Greg Hannon, along with two other investigators, has won the Memorial Sloan-Kettering Cancer Center’s 2007 Paul Marks Prize for Cancer Research. He is a professor at Cold Spring Harbor Laboratory and a Howard Hughes Medical Institute investigator. Winners receive a medal and share a cash award of $150,000. The three recipients will speak about their work at a public symposium held at Memorial Sloan-Kettering Cancer Center on Dec. 6. Hannon is a leader in RNA interference, a mechanism for regulating the expression of genes. He holds a PhD in molecular biology from Case Western Reserve University.
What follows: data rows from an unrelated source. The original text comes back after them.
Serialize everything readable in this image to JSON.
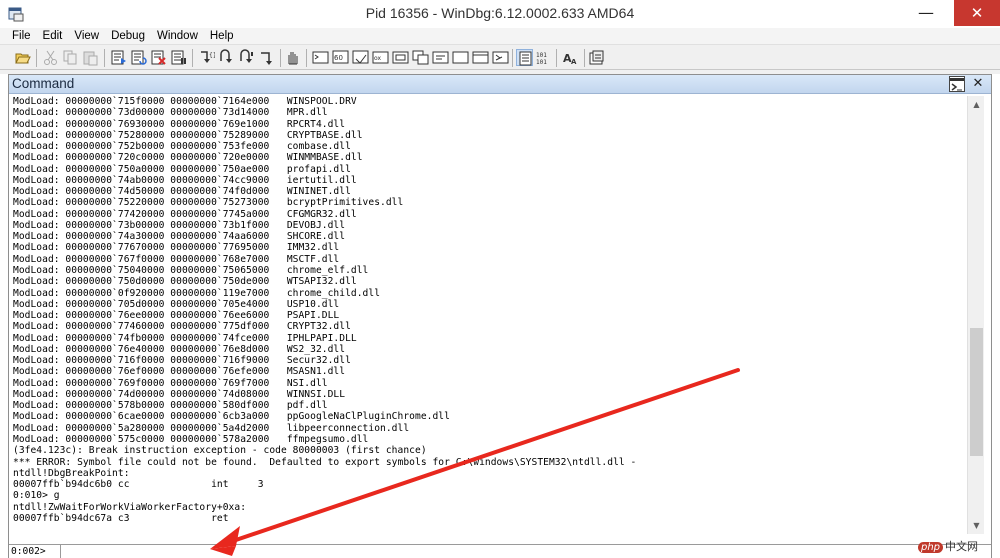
{
  "window": {
    "title": "Pid 16356 - WinDbg:6.12.0002.633 AMD64",
    "minimize_glyph": "—",
    "restore_glyph": "□",
    "close_glyph": "✕"
  },
  "menu": [
    "File",
    "Edit",
    "View",
    "Debug",
    "Window",
    "Help"
  ],
  "toolbar_icons": [
    "open-icon",
    "cut-icon",
    "copy-icon",
    "paste-icon",
    "go-icon",
    "restart-icon",
    "stop-icon",
    "break-icon",
    "step-into-icon",
    "step-over-icon",
    "step-out-icon",
    "run-to-cursor-icon",
    "hand-icon",
    "command-icon",
    "watch-icon",
    "locals-icon",
    "registers-icon",
    "memory-icon",
    "call-stack-icon",
    "disassembly-icon",
    "scratch-pad-icon",
    "processes-icon",
    "source-mode-icon",
    "hex-mode-icon",
    "font-icon",
    "options-icon"
  ],
  "command_window": {
    "title": "Command",
    "close_glyph": "✕",
    "lines": [
      "ModLoad: 00000000`715f0000 00000000`7164e000   WINSPOOL.DRV",
      "ModLoad: 00000000`73d00000 00000000`73d14000   MPR.dll",
      "ModLoad: 00000000`76930000 00000000`769e1000   RPCRT4.dll",
      "ModLoad: 00000000`75280000 00000000`75289000   CRYPTBASE.dll",
      "ModLoad: 00000000`752b0000 00000000`753fe000   combase.dll",
      "ModLoad: 00000000`720c0000 00000000`720e0000   WINMMBASE.dll",
      "ModLoad: 00000000`750a0000 00000000`750ae000   profapi.dll",
      "ModLoad: 00000000`74ab0000 00000000`74cc9000   iertutil.dll",
      "ModLoad: 00000000`74d50000 00000000`74f0d000   WININET.dll",
      "ModLoad: 00000000`75220000 00000000`75273000   bcryptPrimitives.dll",
      "ModLoad: 00000000`77420000 00000000`7745a000   CFGMGR32.dll",
      "ModLoad: 00000000`73b00000 00000000`73b1f000   DEVOBJ.dll",
      "ModLoad: 00000000`74a30000 00000000`74aa6000   SHCORE.dll",
      "ModLoad: 00000000`77670000 00000000`77695000   IMM32.dll",
      "ModLoad: 00000000`767f0000 00000000`768e7000   MSCTF.dll",
      "ModLoad: 00000000`75040000 00000000`75065000   chrome_elf.dll",
      "ModLoad: 00000000`750d0000 00000000`750de000   WTSAPI32.dll",
      "ModLoad: 00000000`0f920000 00000000`119e7000   chrome_child.dll",
      "ModLoad: 00000000`705d0000 00000000`705e4000   USP10.dll",
      "ModLoad: 00000000`76ee0000 00000000`76ee6000   PSAPI.DLL",
      "ModLoad: 00000000`77460000 00000000`775df000   CRYPT32.dll",
      "ModLoad: 00000000`74fb0000 00000000`74fce000   IPHLPAPI.DLL",
      "ModLoad: 00000000`76e40000 00000000`76e8d000   WS2_32.dll",
      "ModLoad: 00000000`716f0000 00000000`716f9000   Secur32.dll",
      "ModLoad: 00000000`76ef0000 00000000`76efe000   MSASN1.dll",
      "ModLoad: 00000000`769f0000 00000000`769f7000   NSI.dll",
      "ModLoad: 00000000`74d00000 00000000`74d08000   WINNSI.DLL",
      "ModLoad: 00000000`578b0000 00000000`580df000   pdf.dll",
      "ModLoad: 00000000`6cae0000 00000000`6cb3a000   ppGoogleNaClPluginChrome.dll",
      "ModLoad: 00000000`5a280000 00000000`5a4d2000   libpeerconnection.dll",
      "ModLoad: 00000000`575c0000 00000000`578a2000   ffmpegsumo.dll",
      "(3fe4.123c): Break instruction exception - code 80000003 (first chance)",
      "*** ERROR: Symbol file could not be found.  Defaulted to export symbols for C:\\windows\\SYSTEM32\\ntdll.dll -",
      "ntdll!DbgBreakPoint:",
      "00007ffb`b94dc6b0 cc              int     3",
      "0:010> g",
      "ntdll!ZwWaitForWorkViaWorkerFactory+0xa:",
      "00007ffb`b94dc67a c3              ret"
    ],
    "prompt": "0:002>",
    "input_value": "",
    "scroll_fraction": 0.78
  },
  "watermark": {
    "logo": "php",
    "text": "中文网"
  },
  "colors": {
    "annotation_arrow": "#e8281e",
    "close_button": "#c7372f"
  }
}
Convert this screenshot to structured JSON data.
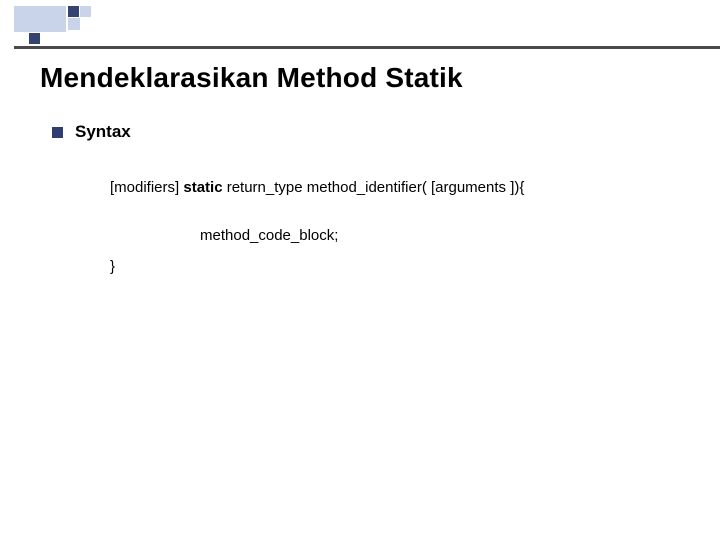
{
  "title": "Mendeklarasikan Method Statik",
  "bullet": {
    "label": "Syntax"
  },
  "code": {
    "line1_prefix": "[modifiers] ",
    "line1_keyword": "static",
    "line1_suffix": " return_type method_identifier( [arguments ]){",
    "line2": "method_code_block;",
    "line3": "}"
  }
}
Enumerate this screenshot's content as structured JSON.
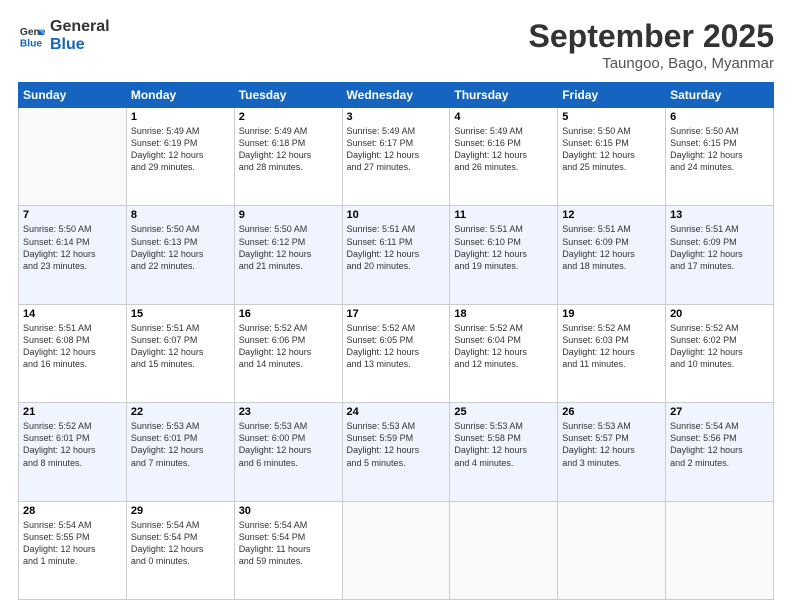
{
  "logo": {
    "text_general": "General",
    "text_blue": "Blue"
  },
  "title": "September 2025",
  "location": "Taungoo, Bago, Myanmar",
  "days_header": [
    "Sunday",
    "Monday",
    "Tuesday",
    "Wednesday",
    "Thursday",
    "Friday",
    "Saturday"
  ],
  "weeks": [
    [
      {
        "day": "",
        "info": ""
      },
      {
        "day": "1",
        "info": "Sunrise: 5:49 AM\nSunset: 6:19 PM\nDaylight: 12 hours\nand 29 minutes."
      },
      {
        "day": "2",
        "info": "Sunrise: 5:49 AM\nSunset: 6:18 PM\nDaylight: 12 hours\nand 28 minutes."
      },
      {
        "day": "3",
        "info": "Sunrise: 5:49 AM\nSunset: 6:17 PM\nDaylight: 12 hours\nand 27 minutes."
      },
      {
        "day": "4",
        "info": "Sunrise: 5:49 AM\nSunset: 6:16 PM\nDaylight: 12 hours\nand 26 minutes."
      },
      {
        "day": "5",
        "info": "Sunrise: 5:50 AM\nSunset: 6:15 PM\nDaylight: 12 hours\nand 25 minutes."
      },
      {
        "day": "6",
        "info": "Sunrise: 5:50 AM\nSunset: 6:15 PM\nDaylight: 12 hours\nand 24 minutes."
      }
    ],
    [
      {
        "day": "7",
        "info": "Sunrise: 5:50 AM\nSunset: 6:14 PM\nDaylight: 12 hours\nand 23 minutes."
      },
      {
        "day": "8",
        "info": "Sunrise: 5:50 AM\nSunset: 6:13 PM\nDaylight: 12 hours\nand 22 minutes."
      },
      {
        "day": "9",
        "info": "Sunrise: 5:50 AM\nSunset: 6:12 PM\nDaylight: 12 hours\nand 21 minutes."
      },
      {
        "day": "10",
        "info": "Sunrise: 5:51 AM\nSunset: 6:11 PM\nDaylight: 12 hours\nand 20 minutes."
      },
      {
        "day": "11",
        "info": "Sunrise: 5:51 AM\nSunset: 6:10 PM\nDaylight: 12 hours\nand 19 minutes."
      },
      {
        "day": "12",
        "info": "Sunrise: 5:51 AM\nSunset: 6:09 PM\nDaylight: 12 hours\nand 18 minutes."
      },
      {
        "day": "13",
        "info": "Sunrise: 5:51 AM\nSunset: 6:09 PM\nDaylight: 12 hours\nand 17 minutes."
      }
    ],
    [
      {
        "day": "14",
        "info": "Sunrise: 5:51 AM\nSunset: 6:08 PM\nDaylight: 12 hours\nand 16 minutes."
      },
      {
        "day": "15",
        "info": "Sunrise: 5:51 AM\nSunset: 6:07 PM\nDaylight: 12 hours\nand 15 minutes."
      },
      {
        "day": "16",
        "info": "Sunrise: 5:52 AM\nSunset: 6:06 PM\nDaylight: 12 hours\nand 14 minutes."
      },
      {
        "day": "17",
        "info": "Sunrise: 5:52 AM\nSunset: 6:05 PM\nDaylight: 12 hours\nand 13 minutes."
      },
      {
        "day": "18",
        "info": "Sunrise: 5:52 AM\nSunset: 6:04 PM\nDaylight: 12 hours\nand 12 minutes."
      },
      {
        "day": "19",
        "info": "Sunrise: 5:52 AM\nSunset: 6:03 PM\nDaylight: 12 hours\nand 11 minutes."
      },
      {
        "day": "20",
        "info": "Sunrise: 5:52 AM\nSunset: 6:02 PM\nDaylight: 12 hours\nand 10 minutes."
      }
    ],
    [
      {
        "day": "21",
        "info": "Sunrise: 5:52 AM\nSunset: 6:01 PM\nDaylight: 12 hours\nand 8 minutes."
      },
      {
        "day": "22",
        "info": "Sunrise: 5:53 AM\nSunset: 6:01 PM\nDaylight: 12 hours\nand 7 minutes."
      },
      {
        "day": "23",
        "info": "Sunrise: 5:53 AM\nSunset: 6:00 PM\nDaylight: 12 hours\nand 6 minutes."
      },
      {
        "day": "24",
        "info": "Sunrise: 5:53 AM\nSunset: 5:59 PM\nDaylight: 12 hours\nand 5 minutes."
      },
      {
        "day": "25",
        "info": "Sunrise: 5:53 AM\nSunset: 5:58 PM\nDaylight: 12 hours\nand 4 minutes."
      },
      {
        "day": "26",
        "info": "Sunrise: 5:53 AM\nSunset: 5:57 PM\nDaylight: 12 hours\nand 3 minutes."
      },
      {
        "day": "27",
        "info": "Sunrise: 5:54 AM\nSunset: 5:56 PM\nDaylight: 12 hours\nand 2 minutes."
      }
    ],
    [
      {
        "day": "28",
        "info": "Sunrise: 5:54 AM\nSunset: 5:55 PM\nDaylight: 12 hours\nand 1 minute."
      },
      {
        "day": "29",
        "info": "Sunrise: 5:54 AM\nSunset: 5:54 PM\nDaylight: 12 hours\nand 0 minutes."
      },
      {
        "day": "30",
        "info": "Sunrise: 5:54 AM\nSunset: 5:54 PM\nDaylight: 11 hours\nand 59 minutes."
      },
      {
        "day": "",
        "info": ""
      },
      {
        "day": "",
        "info": ""
      },
      {
        "day": "",
        "info": ""
      },
      {
        "day": "",
        "info": ""
      }
    ]
  ]
}
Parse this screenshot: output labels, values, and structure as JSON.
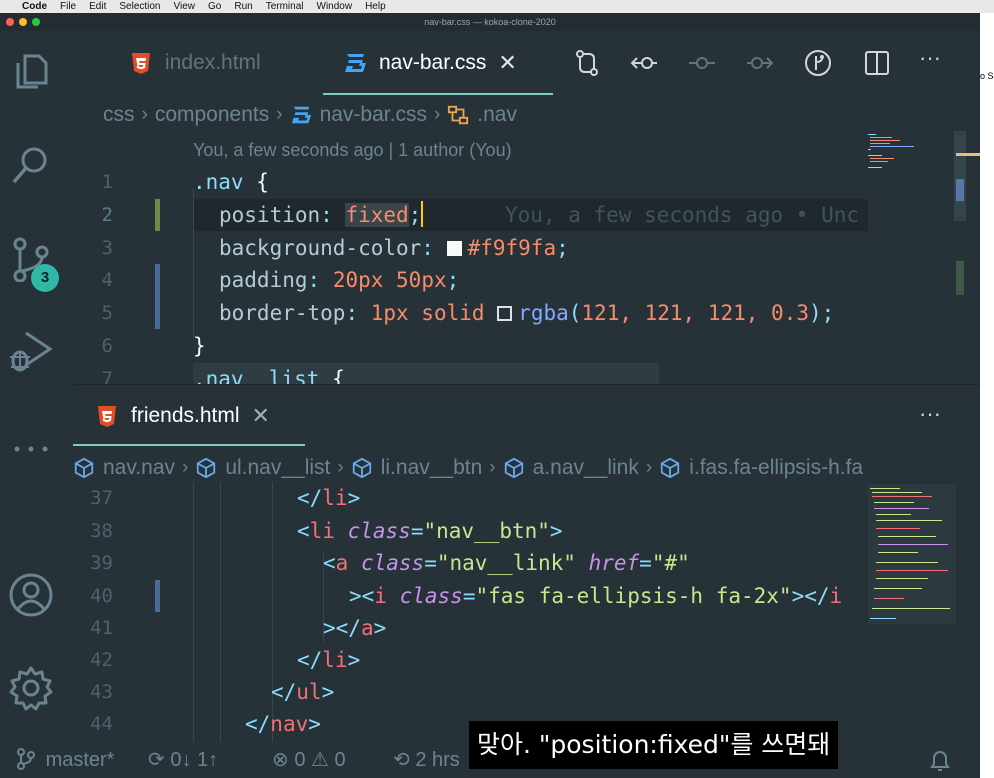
{
  "menubar": {
    "app": "Code",
    "items": [
      "File",
      "Edit",
      "Selection",
      "View",
      "Go",
      "Run",
      "Terminal",
      "Window",
      "Help"
    ]
  },
  "window": {
    "title": "nav-bar.css — kokoa-clone-2020",
    "edge_text": "o S"
  },
  "activity": {
    "scm_badge": "3",
    "icons": [
      "explorer-icon",
      "search-icon",
      "source-control-icon",
      "run-debug-icon",
      "more-icon",
      "account-icon",
      "settings-gear-icon"
    ]
  },
  "editor1": {
    "tabs": [
      {
        "label": "index.html",
        "active": false
      },
      {
        "label": "nav-bar.css",
        "active": true
      }
    ],
    "close_glyph": "✕",
    "more_glyph": "···",
    "breadcrumb": [
      "css",
      "components",
      "nav-bar.css",
      ".nav"
    ],
    "blame_header": "You, a few seconds ago | 1 author (You)",
    "inline_blame": "You, a few seconds ago • Unc",
    "line_numbers": [
      "1",
      "2",
      "3",
      "4",
      "5",
      "6",
      "7"
    ],
    "code": {
      "l1_sel": ".nav",
      "l1_brace": " {",
      "l2_prop": "position",
      "l2_val": "fixed",
      "l3_prop": "background-color",
      "l3_val": "#f9f9fa",
      "l4_prop": "padding",
      "l4_val": "20px 50px",
      "l5_prop": "border-top",
      "l5_v1": "1px solid ",
      "l5_fn": "rgba",
      "l5_args": "121, 121, 121, 0.3",
      "l6": "}",
      "l7_sel": ".nav__list",
      "l7_brace": " {"
    },
    "colors": {
      "swatch1": "#f9f9fa",
      "swatch2": "#797979"
    }
  },
  "editor2": {
    "tab": {
      "label": "friends.html"
    },
    "breadcrumb": [
      "nav.nav",
      "ul.nav__list",
      "li.nav__btn",
      "a.nav__link",
      "i.fas.fa-ellipsis-h.fa"
    ],
    "line_numbers": [
      "37",
      "38",
      "39",
      "40",
      "41",
      "42",
      "43",
      "44"
    ],
    "code": {
      "l37_tag": "li",
      "l38_tag": "li",
      "l38_attr": "class",
      "l38_str": "\"nav__btn\"",
      "l39_tag": "a",
      "l39_attr1": "class",
      "l39_str1": "\"nav__link\"",
      "l39_attr2": "href",
      "l39_str2": "\"#\"",
      "l40_tag": "i",
      "l40_attr": "class",
      "l40_str": "\"fas fa-ellipsis-h fa-2x\"",
      "l40_close": "i",
      "l41_tag": "a",
      "l42_tag": "li",
      "l43_tag": "ul",
      "l44_tag": "nav"
    }
  },
  "status": {
    "branch": "master*",
    "sync": "0↓ 1↑",
    "errors": "0",
    "warnings": "0",
    "blame": "2 hrs"
  },
  "subtitle": "맞아. \"position:fixed\"를 쓰면돼"
}
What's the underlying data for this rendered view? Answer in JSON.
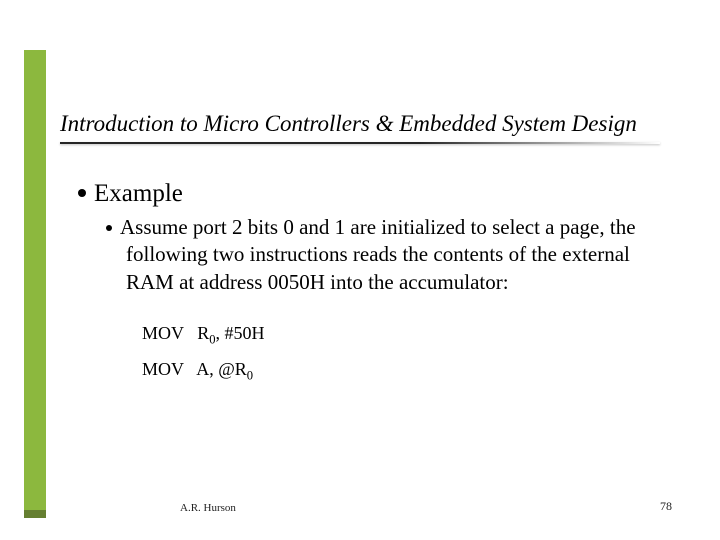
{
  "title": "Introduction to Micro Controllers & Embedded System Design",
  "bullets": {
    "level1": "Example",
    "level2": "Assume port 2 bits 0 and 1 are initialized to select a page, the following two instructions reads the contents of the external RAM at address 0050H into the accumulator:"
  },
  "code": {
    "line1": {
      "op": "MOV",
      "args_pre": "R",
      "sub1": "0",
      "args_post": ", #50H"
    },
    "line2": {
      "op": "MOV",
      "args_pre": "A, @R",
      "sub1": "0",
      "args_post": ""
    }
  },
  "footer": {
    "author": "A.R. Hurson",
    "page": "78"
  }
}
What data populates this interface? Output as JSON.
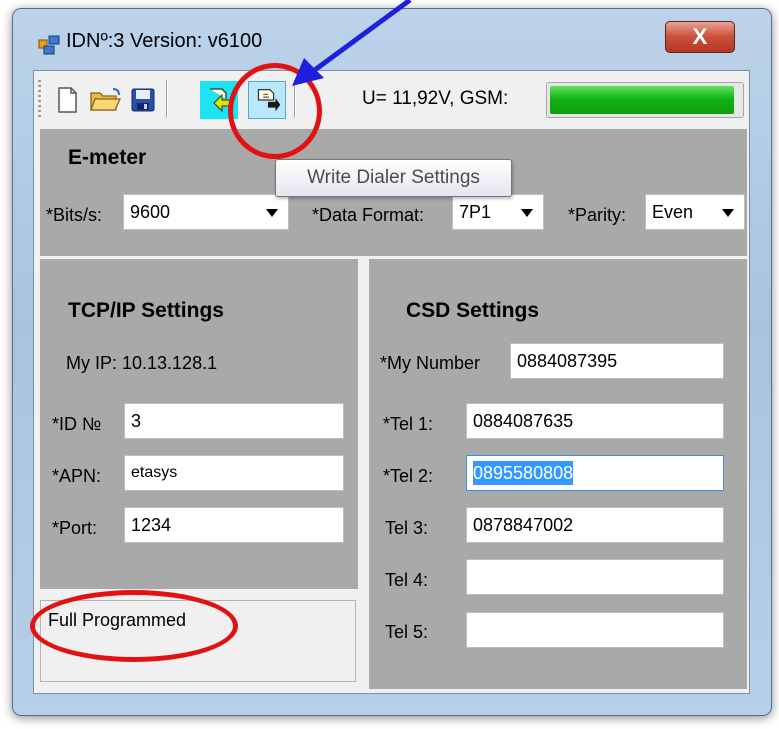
{
  "window": {
    "title": "IDNº:3 Version: v6100",
    "close_glyph": "X"
  },
  "toolbar": {
    "buttons": [
      "new-file-icon",
      "open-folder-icon",
      "save-icon",
      "read-dialer-settings-icon",
      "write-dialer-settings-icon"
    ],
    "status_text": "U= 11,92V, GSM:",
    "gsm_level": 0.97,
    "tooltip": "Write Dialer Settings"
  },
  "emeter": {
    "header": "E-meter",
    "bits_label": "*Bits/s:",
    "bits_value": "9600",
    "format_label": "*Data Format:",
    "format_value": "7P1",
    "parity_label": "*Parity:",
    "parity_value": "Even"
  },
  "tcpip": {
    "header": "TCP/IP Settings",
    "my_ip": "My IP: 10.13.128.1",
    "id_label": "*ID №",
    "id_value": "3",
    "apn_label": "*APN:",
    "apn_value": "etasys",
    "port_label": "*Port:",
    "port_value": "1234"
  },
  "status": {
    "text": "Full Programmed"
  },
  "csd": {
    "header": "CSD Settings",
    "my_number_label": "*My Number",
    "my_number_value": "0884087395",
    "phones": [
      {
        "label": "*Tel 1:",
        "value": "0884087635"
      },
      {
        "label": "*Tel 2:",
        "value": "0895580808"
      },
      {
        "label": "Tel 3:",
        "value": "0878847002"
      },
      {
        "label": "Tel 4:",
        "value": ""
      },
      {
        "label": "Tel 5:",
        "value": ""
      }
    ]
  },
  "colors": {
    "annotation_ring": "#e31212",
    "annotation_arrow": "#1f1fe0",
    "gsm_bar": "#12b312",
    "selection": "#3399ff"
  }
}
John Quackenbush has joined the scientific advisory board of Dermtech. He is a professor of biostatistics and computational biology at the Dana-Farber Cancer Institute and a professor of computational biology and bioinformatics at the Harvard School of Public Health. Quackenbush is also a scientific advisor of Helicos BioSciences.

George Church is chairman of the scientific advisory board of Enzymatics, an enzyme producer based in Beverly, Mass. Church, a professor of genetics at Harvard Medical School, is working with the company to reduce the cost of enzymes for the new sequencing platform his lab has developed (see Short Reads in this issue).

The Scan

Pig Organ Transplants Considered

The Wall Street Journal reports that the US Food and Drug Administration may soon allow clinical trials that involve transplanting pig organs into humans.

'Poo-Bank' Proposal

Harvard Medical School researchers suggest people should bank stool samples when they are young to transplant when they later develop age-related diseases.

Spurred to Develop Again

New Scientist reports that researchers may have uncovered why about 60 percent of in vitro fertilization embryos stop developing.

Science Papers Examine Breast Milk Cell Populations, Cerebral Cortex Cellular Diversity, Micronesia Population History

In Science this week: unique cell populations found within breast milk, 100 transcriptionally distinct cell populations uncovered in the cerebral cortex, and more.